DATA.
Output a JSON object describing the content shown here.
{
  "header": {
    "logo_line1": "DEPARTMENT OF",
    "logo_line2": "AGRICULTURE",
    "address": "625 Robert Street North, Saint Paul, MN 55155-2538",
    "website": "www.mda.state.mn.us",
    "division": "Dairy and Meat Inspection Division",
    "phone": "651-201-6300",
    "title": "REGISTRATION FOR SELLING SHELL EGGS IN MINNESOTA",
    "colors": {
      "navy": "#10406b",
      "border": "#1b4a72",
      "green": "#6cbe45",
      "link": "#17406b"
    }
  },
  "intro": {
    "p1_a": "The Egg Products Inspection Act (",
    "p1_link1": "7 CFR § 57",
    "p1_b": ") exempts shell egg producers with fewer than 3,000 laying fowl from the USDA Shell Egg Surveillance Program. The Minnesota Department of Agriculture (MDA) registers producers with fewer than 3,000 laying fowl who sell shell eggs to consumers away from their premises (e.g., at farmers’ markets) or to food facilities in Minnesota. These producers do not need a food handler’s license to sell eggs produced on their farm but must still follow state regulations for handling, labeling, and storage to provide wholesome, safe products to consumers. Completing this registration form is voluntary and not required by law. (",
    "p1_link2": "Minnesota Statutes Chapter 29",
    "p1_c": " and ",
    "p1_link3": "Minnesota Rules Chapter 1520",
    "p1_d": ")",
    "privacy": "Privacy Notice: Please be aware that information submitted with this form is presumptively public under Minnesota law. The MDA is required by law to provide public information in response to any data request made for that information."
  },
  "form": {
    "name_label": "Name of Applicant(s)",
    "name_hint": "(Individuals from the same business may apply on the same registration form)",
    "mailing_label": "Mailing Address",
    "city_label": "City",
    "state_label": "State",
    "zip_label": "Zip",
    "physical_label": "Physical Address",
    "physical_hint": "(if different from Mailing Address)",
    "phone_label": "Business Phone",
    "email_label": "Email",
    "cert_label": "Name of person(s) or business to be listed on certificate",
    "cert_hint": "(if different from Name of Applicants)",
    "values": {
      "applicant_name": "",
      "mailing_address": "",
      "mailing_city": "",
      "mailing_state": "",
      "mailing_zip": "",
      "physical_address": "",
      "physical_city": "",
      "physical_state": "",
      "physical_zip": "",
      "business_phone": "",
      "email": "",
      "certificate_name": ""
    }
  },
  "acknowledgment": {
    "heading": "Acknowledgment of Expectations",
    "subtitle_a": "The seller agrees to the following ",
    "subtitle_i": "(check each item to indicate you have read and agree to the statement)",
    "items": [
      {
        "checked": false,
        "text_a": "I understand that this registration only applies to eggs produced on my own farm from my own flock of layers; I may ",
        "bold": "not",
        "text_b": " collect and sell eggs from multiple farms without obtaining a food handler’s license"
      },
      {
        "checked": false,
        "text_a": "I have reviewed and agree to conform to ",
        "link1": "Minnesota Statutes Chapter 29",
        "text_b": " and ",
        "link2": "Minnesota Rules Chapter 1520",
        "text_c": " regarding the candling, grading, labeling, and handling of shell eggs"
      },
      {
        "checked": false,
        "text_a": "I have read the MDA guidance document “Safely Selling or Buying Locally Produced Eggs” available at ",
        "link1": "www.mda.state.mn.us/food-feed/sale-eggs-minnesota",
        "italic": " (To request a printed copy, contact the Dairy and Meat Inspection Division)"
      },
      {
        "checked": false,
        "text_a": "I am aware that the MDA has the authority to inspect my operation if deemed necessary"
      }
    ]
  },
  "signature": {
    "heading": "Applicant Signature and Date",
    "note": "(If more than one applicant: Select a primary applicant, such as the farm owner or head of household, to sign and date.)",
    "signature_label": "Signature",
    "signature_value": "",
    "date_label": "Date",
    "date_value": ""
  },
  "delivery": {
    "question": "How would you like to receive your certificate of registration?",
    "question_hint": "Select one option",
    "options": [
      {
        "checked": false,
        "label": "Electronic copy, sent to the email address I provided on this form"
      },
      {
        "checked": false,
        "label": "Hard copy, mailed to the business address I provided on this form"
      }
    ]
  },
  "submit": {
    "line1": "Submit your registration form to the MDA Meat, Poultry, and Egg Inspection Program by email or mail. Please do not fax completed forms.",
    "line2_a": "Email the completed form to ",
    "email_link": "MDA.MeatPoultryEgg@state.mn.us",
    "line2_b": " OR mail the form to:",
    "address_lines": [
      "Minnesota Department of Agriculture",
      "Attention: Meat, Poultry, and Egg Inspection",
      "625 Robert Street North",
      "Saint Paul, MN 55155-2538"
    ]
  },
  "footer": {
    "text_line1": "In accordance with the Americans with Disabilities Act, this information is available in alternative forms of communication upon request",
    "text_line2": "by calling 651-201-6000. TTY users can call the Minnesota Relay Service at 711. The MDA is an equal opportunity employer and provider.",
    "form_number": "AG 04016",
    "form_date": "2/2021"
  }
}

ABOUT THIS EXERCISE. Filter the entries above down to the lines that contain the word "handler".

WRITTEN SOLUTION.
    "p1_b": ") exempts shell egg producers with fewer than 3,000 laying fowl from the USDA Shell Egg Surveillance Program. The Minnesota Department of Agriculture (MDA) registers producers with fewer than 3,000 laying fowl who sell shell eggs to consumers away from their premises (e.g., at farmers’ markets) or to food facilities in Minnesota. These producers do not need a food handler’s license to sell eggs produced on their farm but must still follow state regulations for handling, labeling, and storage to provide wholesome, safe products to consumers. Completing this registration form is voluntary and not required by law. (",
        "text_b": " collect and sell eggs from multiple farms without obtaining a food handler’s license"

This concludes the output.